--- STUDY MATERIAL ---
* * * * * * * * *
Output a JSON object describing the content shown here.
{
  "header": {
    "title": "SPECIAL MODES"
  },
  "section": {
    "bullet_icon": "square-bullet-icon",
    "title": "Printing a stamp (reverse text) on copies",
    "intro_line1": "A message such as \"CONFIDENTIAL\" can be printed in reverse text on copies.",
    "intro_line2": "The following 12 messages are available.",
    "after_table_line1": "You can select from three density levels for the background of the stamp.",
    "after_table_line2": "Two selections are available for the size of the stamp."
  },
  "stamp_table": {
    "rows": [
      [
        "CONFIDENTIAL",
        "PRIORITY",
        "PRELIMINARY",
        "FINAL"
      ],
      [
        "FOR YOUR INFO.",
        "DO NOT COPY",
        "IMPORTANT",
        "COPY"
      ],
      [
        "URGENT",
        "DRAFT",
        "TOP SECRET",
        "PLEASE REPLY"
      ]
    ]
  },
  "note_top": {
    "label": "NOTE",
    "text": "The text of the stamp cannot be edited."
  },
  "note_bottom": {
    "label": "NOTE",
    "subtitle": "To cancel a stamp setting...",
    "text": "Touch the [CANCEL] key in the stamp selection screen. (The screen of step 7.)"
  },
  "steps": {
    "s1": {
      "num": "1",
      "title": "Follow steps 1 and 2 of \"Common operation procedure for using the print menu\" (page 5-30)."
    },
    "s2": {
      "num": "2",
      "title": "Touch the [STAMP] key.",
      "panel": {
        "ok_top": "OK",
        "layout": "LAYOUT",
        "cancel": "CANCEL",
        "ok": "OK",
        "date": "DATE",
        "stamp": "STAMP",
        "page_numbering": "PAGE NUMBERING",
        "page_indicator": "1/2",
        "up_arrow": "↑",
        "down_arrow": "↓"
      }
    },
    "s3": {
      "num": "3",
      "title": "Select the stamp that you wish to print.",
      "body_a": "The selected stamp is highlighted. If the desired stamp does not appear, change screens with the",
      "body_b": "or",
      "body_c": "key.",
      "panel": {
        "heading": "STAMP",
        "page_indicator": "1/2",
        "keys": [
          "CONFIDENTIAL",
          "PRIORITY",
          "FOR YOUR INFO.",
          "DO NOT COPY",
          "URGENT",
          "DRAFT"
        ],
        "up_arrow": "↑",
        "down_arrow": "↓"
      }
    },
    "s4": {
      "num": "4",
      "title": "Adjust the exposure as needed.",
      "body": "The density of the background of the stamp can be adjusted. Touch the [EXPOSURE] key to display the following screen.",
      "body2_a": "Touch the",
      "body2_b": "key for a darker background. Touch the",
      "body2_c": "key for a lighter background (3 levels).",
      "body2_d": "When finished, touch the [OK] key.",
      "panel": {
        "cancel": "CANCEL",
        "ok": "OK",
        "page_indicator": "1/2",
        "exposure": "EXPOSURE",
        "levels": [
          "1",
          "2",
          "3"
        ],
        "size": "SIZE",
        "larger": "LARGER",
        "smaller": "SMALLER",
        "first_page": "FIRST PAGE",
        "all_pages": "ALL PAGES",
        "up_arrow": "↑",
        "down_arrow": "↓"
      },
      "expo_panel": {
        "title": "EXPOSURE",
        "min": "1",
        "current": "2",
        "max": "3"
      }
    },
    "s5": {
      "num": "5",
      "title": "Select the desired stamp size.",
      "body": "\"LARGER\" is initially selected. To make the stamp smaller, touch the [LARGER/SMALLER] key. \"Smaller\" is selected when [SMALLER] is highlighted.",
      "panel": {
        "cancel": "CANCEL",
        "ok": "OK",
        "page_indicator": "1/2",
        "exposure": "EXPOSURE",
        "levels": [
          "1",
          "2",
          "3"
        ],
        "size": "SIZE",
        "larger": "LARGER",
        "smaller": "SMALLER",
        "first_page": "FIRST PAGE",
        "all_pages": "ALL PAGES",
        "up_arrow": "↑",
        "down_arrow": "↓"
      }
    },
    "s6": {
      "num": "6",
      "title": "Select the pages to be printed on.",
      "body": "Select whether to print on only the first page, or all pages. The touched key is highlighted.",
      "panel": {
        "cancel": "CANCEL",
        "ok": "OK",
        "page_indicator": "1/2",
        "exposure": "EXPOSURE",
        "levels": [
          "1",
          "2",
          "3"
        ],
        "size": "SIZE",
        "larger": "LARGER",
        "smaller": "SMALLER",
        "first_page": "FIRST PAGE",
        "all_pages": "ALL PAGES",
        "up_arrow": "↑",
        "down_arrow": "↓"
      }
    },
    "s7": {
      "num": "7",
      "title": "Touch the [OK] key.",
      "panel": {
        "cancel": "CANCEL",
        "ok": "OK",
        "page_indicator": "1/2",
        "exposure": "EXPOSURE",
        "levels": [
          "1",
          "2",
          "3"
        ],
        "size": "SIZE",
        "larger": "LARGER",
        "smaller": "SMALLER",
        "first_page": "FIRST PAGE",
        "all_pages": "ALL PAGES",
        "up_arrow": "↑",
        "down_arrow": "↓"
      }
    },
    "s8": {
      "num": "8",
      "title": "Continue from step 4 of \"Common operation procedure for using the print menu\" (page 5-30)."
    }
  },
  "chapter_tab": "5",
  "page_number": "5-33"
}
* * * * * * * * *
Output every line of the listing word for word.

--- OUTPUT FOR THIS TASK ---
Output a JSON object describing the content shown here.
{
  "header": {
    "title": "SPECIAL MODES"
  },
  "section": {
    "bullet_icon": "square-bullet-icon",
    "title": "Printing a stamp (reverse text) on copies",
    "intro_line1": "A message such as \"CONFIDENTIAL\" can be printed in reverse text on copies.",
    "intro_line2": "The following 12 messages are available.",
    "after_table_line1": "You can select from three density levels for the background of the stamp.",
    "after_table_line2": "Two selections are available for the size of the stamp."
  },
  "stamp_table": {
    "rows": [
      [
        "CONFIDENTIAL",
        "PRIORITY",
        "PRELIMINARY",
        "FINAL"
      ],
      [
        "FOR YOUR INFO.",
        "DO NOT COPY",
        "IMPORTANT",
        "COPY"
      ],
      [
        "URGENT",
        "DRAFT",
        "TOP SECRET",
        "PLEASE REPLY"
      ]
    ]
  },
  "note_top": {
    "label": "NOTE",
    "text": "The text of the stamp cannot be edited."
  },
  "note_bottom": {
    "label": "NOTE",
    "subtitle": "To cancel a stamp setting...",
    "text": "Touch the [CANCEL] key in the stamp selection screen. (The screen of step 7.)"
  },
  "steps": {
    "s1": {
      "num": "1",
      "title": "Follow steps 1 and 2 of \"Common operation procedure for using the print menu\" (page 5-30)."
    },
    "s2": {
      "num": "2",
      "title": "Touch the [STAMP] key.",
      "panel": {
        "ok_top": "OK",
        "layout": "LAYOUT",
        "cancel": "CANCEL",
        "ok": "OK",
        "date": "DATE",
        "stamp": "STAMP",
        "page_numbering": "PAGE NUMBERING",
        "page_indicator": "1/2",
        "up_arrow": "↑",
        "down_arrow": "↓"
      }
    },
    "s3": {
      "num": "3",
      "title": "Select the stamp that you wish to print.",
      "body_a": "The selected stamp is highlighted. If the desired stamp does not appear, change screens with the",
      "body_b": "or",
      "body_c": "key.",
      "panel": {
        "heading": "STAMP",
        "page_indicator": "1/2",
        "keys": [
          "CONFIDENTIAL",
          "PRIORITY",
          "FOR YOUR INFO.",
          "DO NOT COPY",
          "URGENT",
          "DRAFT"
        ],
        "up_arrow": "↑",
        "down_arrow": "↓"
      }
    },
    "s4": {
      "num": "4",
      "title": "Adjust the exposure as needed.",
      "body": "The density of the background of the stamp can be adjusted. Touch the [EXPOSURE] key to display the following screen.",
      "body2_a": "Touch the",
      "body2_b": "key for a darker background. Touch the",
      "body2_c": "key for a lighter background (3 levels).",
      "body2_d": "When finished, touch the [OK] key.",
      "panel": {
        "cancel": "CANCEL",
        "ok": "OK",
        "page_indicator": "1/2",
        "exposure": "EXPOSURE",
        "levels": [
          "1",
          "2",
          "3"
        ],
        "size": "SIZE",
        "larger": "LARGER",
        "smaller": "SMALLER",
        "first_page": "FIRST PAGE",
        "all_pages": "ALL PAGES",
        "up_arrow": "↑",
        "down_arrow": "↓"
      },
      "expo_panel": {
        "title": "EXPOSURE",
        "min": "1",
        "current": "2",
        "max": "3"
      }
    },
    "s5": {
      "num": "5",
      "title": "Select the desired stamp size.",
      "body": "\"LARGER\" is initially selected. To make the stamp smaller, touch the [LARGER/SMALLER] key. \"Smaller\" is selected when [SMALLER] is highlighted.",
      "panel": {
        "cancel": "CANCEL",
        "ok": "OK",
        "page_indicator": "1/2",
        "exposure": "EXPOSURE",
        "levels": [
          "1",
          "2",
          "3"
        ],
        "size": "SIZE",
        "larger": "LARGER",
        "smaller": "SMALLER",
        "first_page": "FIRST PAGE",
        "all_pages": "ALL PAGES",
        "up_arrow": "↑",
        "down_arrow": "↓"
      }
    },
    "s6": {
      "num": "6",
      "title": "Select the pages to be printed on.",
      "body": "Select whether to print on only the first page, or all pages. The touched key is highlighted.",
      "panel": {
        "cancel": "CANCEL",
        "ok": "OK",
        "page_indicator": "1/2",
        "exposure": "EXPOSURE",
        "levels": [
          "1",
          "2",
          "3"
        ],
        "size": "SIZE",
        "larger": "LARGER",
        "smaller": "SMALLER",
        "first_page": "FIRST PAGE",
        "all_pages": "ALL PAGES",
        "up_arrow": "↑",
        "down_arrow": "↓"
      }
    },
    "s7": {
      "num": "7",
      "title": "Touch the [OK] key.",
      "panel": {
        "cancel": "CANCEL",
        "ok": "OK",
        "page_indicator": "1/2",
        "exposure": "EXPOSURE",
        "levels": [
          "1",
          "2",
          "3"
        ],
        "size": "SIZE",
        "larger": "LARGER",
        "smaller": "SMALLER",
        "first_page": "FIRST PAGE",
        "all_pages": "ALL PAGES",
        "up_arrow": "↑",
        "down_arrow": "↓"
      }
    },
    "s8": {
      "num": "8",
      "title": "Continue from step 4 of \"Common operation procedure for using the print menu\" (page 5-30)."
    }
  },
  "chapter_tab": "5",
  "page_number": "5-33"
}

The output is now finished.